The statistics were incredibly similar when comparing the teams in 2018 while quarterbacked by Rivers and Luck:

Category Chargers (rank) Colts (rank)
Pass-to-run ratio 1.37 (19th) 1.62 (t-7th)
Adjusted Passing NEP per drop back 0.27 (3rd) 0.21 (6th)
Adjusted Rushing NEP per rush 0.06 (t-12th) 0.06 (t-12th)

The similarities and effectiveness between the 2018 offenses helps us understand why Reich's offense suddenly went from a pass-happy and efficient passing offense in 2018, to a powerful and effective ground game coupled with a weak pass offense in 2019 -- the play/talent level of his quarterbacks.

Reich has shown the ability to adjust his offense and tailor it around the strengths of his quarterback. The reason that is relevant to this discussion is because Rivers is clearly a superior quarterback when compared to Brissett, and not only that, but Rivers has proven his effectiveness in a pass-heavy scheme where he is allowed the freedom to relentlessly chuck the ball downfield freely.

Reich's ability to adjust and play a completely different brand of football in both 2018 and 2019 should give you comfort in knowing he can once again adjust back to a scheme which will suit Rivers the best -- one which allows a lot of vertical shots and the opportunity to sling the ball across the middle of the field.


Rivers has landed inside the top-15 in quarterback scoring in every season dating back to 2013. As a perennially underrated player, he has a shot to continue his seven-year streak with another top-15 finish in 2020.

Our projections at numberFire currently have Rivers ranked as QB28, with a year-long scoring projection of 239 fantasy points. It's evident my opinion differs, mostly due to the ability Reich possesses with his scheme and adjustable offense.

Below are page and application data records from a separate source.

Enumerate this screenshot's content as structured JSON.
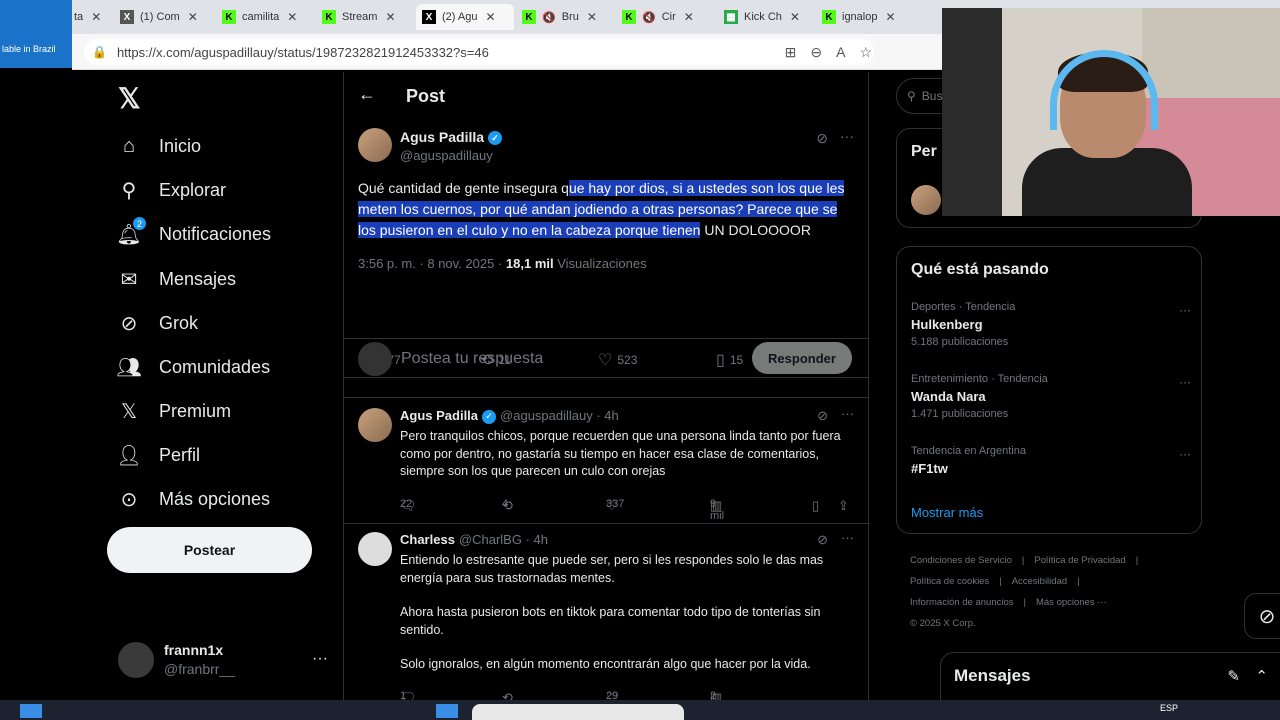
{
  "browser": {
    "side_label": "lable in Brazil",
    "tabs": [
      {
        "label": "ta",
        "icon": "twitch-icon"
      },
      {
        "label": "(1) Com",
        "icon": "x-icon"
      },
      {
        "label": "camilita",
        "icon": "kick-icon"
      },
      {
        "label": "Stream",
        "icon": "kick-icon"
      },
      {
        "label": "(2) Agu",
        "icon": "x-icon"
      },
      {
        "label": "Bru",
        "icon": "kick-icon"
      },
      {
        "label": "Cir",
        "icon": "kick-icon"
      },
      {
        "label": "Kick Ch",
        "icon": "kick-chat-icon"
      },
      {
        "label": "ignalop",
        "icon": "kick-icon"
      }
    ],
    "url": "https://x.com/aguspadillauy/status/1987232821912453332?s=46"
  },
  "nav": {
    "items": [
      {
        "label": "Inicio",
        "icon": "home-icon"
      },
      {
        "label": "Explorar",
        "icon": "search-icon"
      },
      {
        "label": "Notificaciones",
        "icon": "bell-icon",
        "badge": "2"
      },
      {
        "label": "Mensajes",
        "icon": "mail-icon"
      },
      {
        "label": "Grok",
        "icon": "grok-icon"
      },
      {
        "label": "Comunidades",
        "icon": "communities-icon"
      },
      {
        "label": "Premium",
        "icon": "x-icon"
      },
      {
        "label": "Perfil",
        "icon": "profile-icon"
      },
      {
        "label": "Más opciones",
        "icon": "more-circle-icon"
      }
    ],
    "post_button": "Postear",
    "account": {
      "name": "frannn1x",
      "handle": "@franbrr__"
    }
  },
  "header": {
    "title": "Post"
  },
  "post": {
    "author": "Agus Padilla",
    "handle": "@aguspadillauy",
    "text_plain_start": "Qué cantidad de gente insegura q",
    "text_highlighted": "ue hay por dios, si a ustedes son los que les meten los cuernos, por qué andan jodiendo a otras personas? Parece que se los pusieron en el culo y no en la cabeza porque tienen",
    "text_plain_end": " UN DOLOOOOR",
    "time": "3:56 p. m. · 8 nov. 2025 · ",
    "views": "18,1 mil",
    "views_label": " Visualizaciones",
    "stats": {
      "replies": "77",
      "reposts": "11",
      "likes": "523",
      "bookmarks": "15"
    }
  },
  "reply_box": {
    "placeholder": "Postea tu respuesta",
    "button": "Responder"
  },
  "replies": [
    {
      "name": "Agus Padilla",
      "handle": "@aguspadillauy · 4h",
      "text": "Pero tranquilos chicos, porque recuerden que una persona linda tanto por fuera como por dentro, no gastaría su tiempo en hacer esa clase de comentarios, siempre son los que parecen un culo con orejas",
      "replies": "22",
      "reposts": "4",
      "likes": "337",
      "views": "9 mil"
    },
    {
      "name": "Charless",
      "handle": "@CharlBG · 4h",
      "text_p1": "Entiendo lo estresante que puede ser, pero si les respondes solo le das mas energía para sus trastornadas mentes.",
      "text_p2": "Ahora hasta pusieron bots en tiktok para comentar todo tipo de tonterías sin sentido.",
      "text_p3": "Solo ignoralos, en algún momento encontrarán algo que hacer por la vida.",
      "replies": "1",
      "likes": "29",
      "views": "2 mil"
    }
  ],
  "sidebar": {
    "search_placeholder": "Bus",
    "persons_title": "Per",
    "trends_title": "Qué está pasando",
    "trends": [
      {
        "category": "Deportes · Tendencia",
        "name": "Hulkenberg",
        "count": "5.188 publicaciones"
      },
      {
        "category": "Entretenimiento · Tendencia",
        "name": "Wanda Nara",
        "count": "1.471 publicaciones"
      },
      {
        "category": "Tendencia en Argentina",
        "name": "#F1tw",
        "count": ""
      }
    ],
    "show_more": "Mostrar más",
    "footer": [
      "Condiciones de Servicio",
      "|",
      "Política de Privacidad",
      "|",
      "Política de cookies",
      "|",
      "Accesibilidad",
      "|",
      "Información de anuncios",
      "|",
      "Más opciones ···",
      "© 2025 X Corp."
    ]
  },
  "messages_drawer": {
    "title": "Mensajes"
  },
  "taskbar": {
    "lang": "ESP"
  }
}
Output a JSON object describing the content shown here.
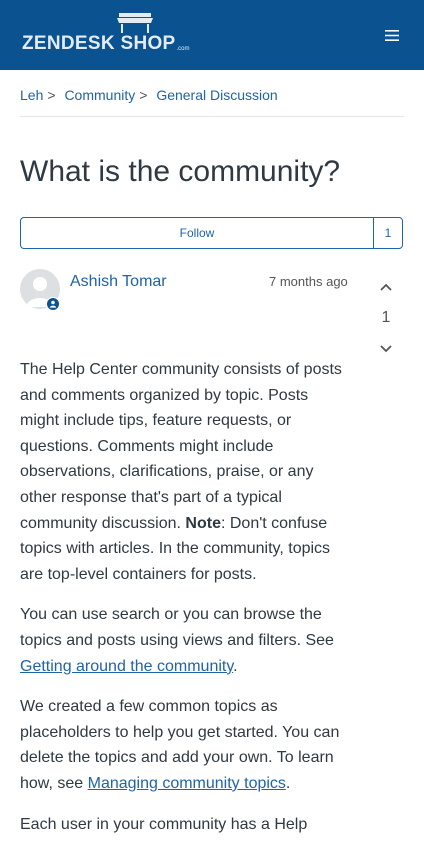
{
  "header": {
    "logo_text": "ZENDESK SHOP",
    "logo_suffix": ".com",
    "menu_icon": "hamburger-icon",
    "brand_color": "#0b5290"
  },
  "breadcrumbs": [
    {
      "label": "Leh"
    },
    {
      "label": "Community"
    },
    {
      "label": "General Discussion"
    }
  ],
  "post": {
    "title": "What is the community?",
    "follow_label": "Follow",
    "follow_count": "1",
    "author_name": "Ashish Tomar",
    "time": "7 months ago",
    "vote_count": "1",
    "paragraphs": {
      "p1_text": "The Help Center community consists of posts and comments organized by topic. Posts might include tips, feature requests, or questions. Comments might include observations, clarifications, praise, or any other response that's part of a typical community discussion.",
      "p1_note_label": "Note",
      "p1_note_text": ": Don't confuse topics with articles. In the community, topics are top-level containers for posts.",
      "p2_text": "You can use search or you can browse the topics and posts using views and filters. See ",
      "p2_link": "Getting around the community",
      "p2_end": ".",
      "p3_text": "We created a few common topics as placeholders to help you get started. You can delete the topics and add your own. To learn how, see ",
      "p3_link": "Managing community topics",
      "p3_end": ".",
      "p4_text": "Each user in your community has a Help"
    }
  },
  "colors": {
    "link": "#1f63a8",
    "text": "#2f3941"
  }
}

The identity of the offense for the Colts will be a surprise to everyone come game time, though one thing is for certain -- Philip Rivers is likely to be a productive player once again and should pay off as a late-round investment at the highest-scoring position in fantasy football.